It seems like Israel’s oldest active politician, Shimon Peres (shown at Nobel Peace Prize Ceremony in Oslo in 1994) is still having a go at it like an aging Marathon runner, in regards to his plan to once again run for President of the State of Israel. Despite his age, 82, and the allegations against him concerning the way he recruited more than $320,000 in ‘questionable’ political contributions, the aging political icon just refuses to retire, and become a full-fledged pensioner.
And why should he, with the average of the members of the newly formed Pensioners being around 75, and party leaders like Rafi Eitan themselves either pushing or crossing the octogenarian mark. Though not a member of Eitan’s party, Peres, since his bolt from his 60 year membership in the Labor Party, has virtually embarked on a new political horizon; thanks to Ehud Olmert’s Kadima Party. Peres is alleged to have received the quasi-legal contributions from some very affluent people, including billionaires Haim Saben, Bruce Rappaport, and Daniel Abrahams. Even though the receipt of the money is not considered illegal, the ethics of the circumstances surrounding the affair could have been a bit more “Kosher”.
Peres still intends to keep his hat in the presidential candidacy ring, however, and the question now is whether he will be able to achieve his goal, and come out a real winner, after so many times of winding up on the losing side. After all, his long political career, though colorful, has not exactly been a successful one. Though he has been Prime Minister twice, the first time in a shared national unity platform with former Likud Party leader Yitzhak Shamir, and the second time following the assassination of Yitzhak Rabin, Peres has certainly had his trials and tribulations in the tumulus world of Israeli politics.
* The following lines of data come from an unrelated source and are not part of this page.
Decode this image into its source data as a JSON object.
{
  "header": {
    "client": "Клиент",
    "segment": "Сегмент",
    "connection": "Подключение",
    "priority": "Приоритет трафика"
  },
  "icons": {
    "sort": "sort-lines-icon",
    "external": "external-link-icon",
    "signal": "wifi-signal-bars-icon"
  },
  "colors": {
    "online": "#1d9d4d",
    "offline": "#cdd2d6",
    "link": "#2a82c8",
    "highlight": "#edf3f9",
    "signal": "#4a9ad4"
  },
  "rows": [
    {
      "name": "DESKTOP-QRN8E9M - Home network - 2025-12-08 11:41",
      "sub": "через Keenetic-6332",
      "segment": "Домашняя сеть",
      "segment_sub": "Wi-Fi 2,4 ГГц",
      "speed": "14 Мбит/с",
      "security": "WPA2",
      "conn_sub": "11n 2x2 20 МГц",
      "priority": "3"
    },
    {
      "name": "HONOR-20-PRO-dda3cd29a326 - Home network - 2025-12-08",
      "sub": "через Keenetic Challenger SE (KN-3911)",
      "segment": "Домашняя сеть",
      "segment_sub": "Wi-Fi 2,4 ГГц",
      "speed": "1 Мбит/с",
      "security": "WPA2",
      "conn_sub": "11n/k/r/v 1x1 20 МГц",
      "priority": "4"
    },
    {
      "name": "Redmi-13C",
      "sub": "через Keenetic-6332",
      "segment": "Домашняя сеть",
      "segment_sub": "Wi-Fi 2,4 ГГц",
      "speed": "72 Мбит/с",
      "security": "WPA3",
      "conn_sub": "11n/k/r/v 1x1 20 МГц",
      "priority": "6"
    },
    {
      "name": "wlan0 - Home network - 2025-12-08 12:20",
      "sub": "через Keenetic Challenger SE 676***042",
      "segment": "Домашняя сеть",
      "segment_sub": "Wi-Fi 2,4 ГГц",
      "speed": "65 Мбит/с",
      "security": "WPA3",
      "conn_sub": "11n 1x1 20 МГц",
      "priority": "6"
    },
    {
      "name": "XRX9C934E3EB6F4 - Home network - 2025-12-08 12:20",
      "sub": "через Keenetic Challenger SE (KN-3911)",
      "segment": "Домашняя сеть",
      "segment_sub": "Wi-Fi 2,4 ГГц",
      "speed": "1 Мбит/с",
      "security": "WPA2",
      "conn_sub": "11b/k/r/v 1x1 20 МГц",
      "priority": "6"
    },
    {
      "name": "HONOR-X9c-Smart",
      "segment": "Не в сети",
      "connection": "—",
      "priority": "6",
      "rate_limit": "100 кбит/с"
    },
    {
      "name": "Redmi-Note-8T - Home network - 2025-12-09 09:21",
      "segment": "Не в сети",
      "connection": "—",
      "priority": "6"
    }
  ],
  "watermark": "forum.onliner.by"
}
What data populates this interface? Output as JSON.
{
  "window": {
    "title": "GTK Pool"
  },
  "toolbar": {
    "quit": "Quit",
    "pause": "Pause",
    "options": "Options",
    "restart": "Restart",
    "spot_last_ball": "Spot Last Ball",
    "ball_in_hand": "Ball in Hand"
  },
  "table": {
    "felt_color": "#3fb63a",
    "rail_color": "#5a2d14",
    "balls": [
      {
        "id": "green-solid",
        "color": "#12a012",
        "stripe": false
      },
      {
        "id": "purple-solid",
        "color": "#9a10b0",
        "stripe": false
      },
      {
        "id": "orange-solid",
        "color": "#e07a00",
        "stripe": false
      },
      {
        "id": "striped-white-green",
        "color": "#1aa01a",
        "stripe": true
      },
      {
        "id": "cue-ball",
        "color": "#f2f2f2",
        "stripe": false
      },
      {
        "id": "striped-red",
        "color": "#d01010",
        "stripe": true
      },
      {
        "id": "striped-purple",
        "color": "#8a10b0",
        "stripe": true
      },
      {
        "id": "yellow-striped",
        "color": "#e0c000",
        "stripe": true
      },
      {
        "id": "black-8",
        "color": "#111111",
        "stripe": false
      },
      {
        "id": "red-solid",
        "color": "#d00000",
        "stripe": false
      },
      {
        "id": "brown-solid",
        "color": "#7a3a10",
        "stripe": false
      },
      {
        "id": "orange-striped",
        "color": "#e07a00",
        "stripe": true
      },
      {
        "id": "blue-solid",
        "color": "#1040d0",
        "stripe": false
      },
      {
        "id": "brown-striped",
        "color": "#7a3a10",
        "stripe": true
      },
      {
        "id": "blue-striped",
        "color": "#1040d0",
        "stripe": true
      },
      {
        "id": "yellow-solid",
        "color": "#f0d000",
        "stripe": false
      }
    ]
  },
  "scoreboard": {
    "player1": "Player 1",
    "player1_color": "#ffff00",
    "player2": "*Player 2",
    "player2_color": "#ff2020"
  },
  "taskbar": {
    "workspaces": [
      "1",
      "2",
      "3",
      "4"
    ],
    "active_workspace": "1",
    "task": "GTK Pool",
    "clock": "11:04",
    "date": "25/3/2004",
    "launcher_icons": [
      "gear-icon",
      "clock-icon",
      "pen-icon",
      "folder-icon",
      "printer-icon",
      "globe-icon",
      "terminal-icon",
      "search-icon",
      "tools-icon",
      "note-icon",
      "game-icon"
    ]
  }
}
Even his being nominated for the Nobel Peace Prize only happened at the last minute following the nomination of Rabin and Yassir Afafat. Perhaps it was Arafat’s winning a share of the 1994 Peace Prize that convinced the Nobel Prize Committee to include Peres in receiving the award that year.
Peres’ often frank and one-sided political views have often hindered him, especially in a part of the world; where Jews like himself are definitely not welcome â€“ or wanted. It’s often been a visual reality that despite his overtures towards establishing peaceful co-existence with Israel’s Arab neighbors, including the Palestinians, these “neighbors’ just don’t want to be neighborly. Events following the signing of the Oslo Accords in 1993, and certainly since the beginning of the Second Intifada in September, 2000, clearly point this out.
Despite all of this, Peres continues to pursue his dream of working out a deal with the Palestinians, and other peoples in the region, and through his Peres Center for Peace he tries to continue a dialogue with more moderate elements in a less than moderate part of the world. Many people, including this writer, would like to believe there is a possibility of peaceful co-existence between Israel and its neighbors. Shimon won’t live forever, however; and one wonders who will pick up and carry the baton after he’s gone.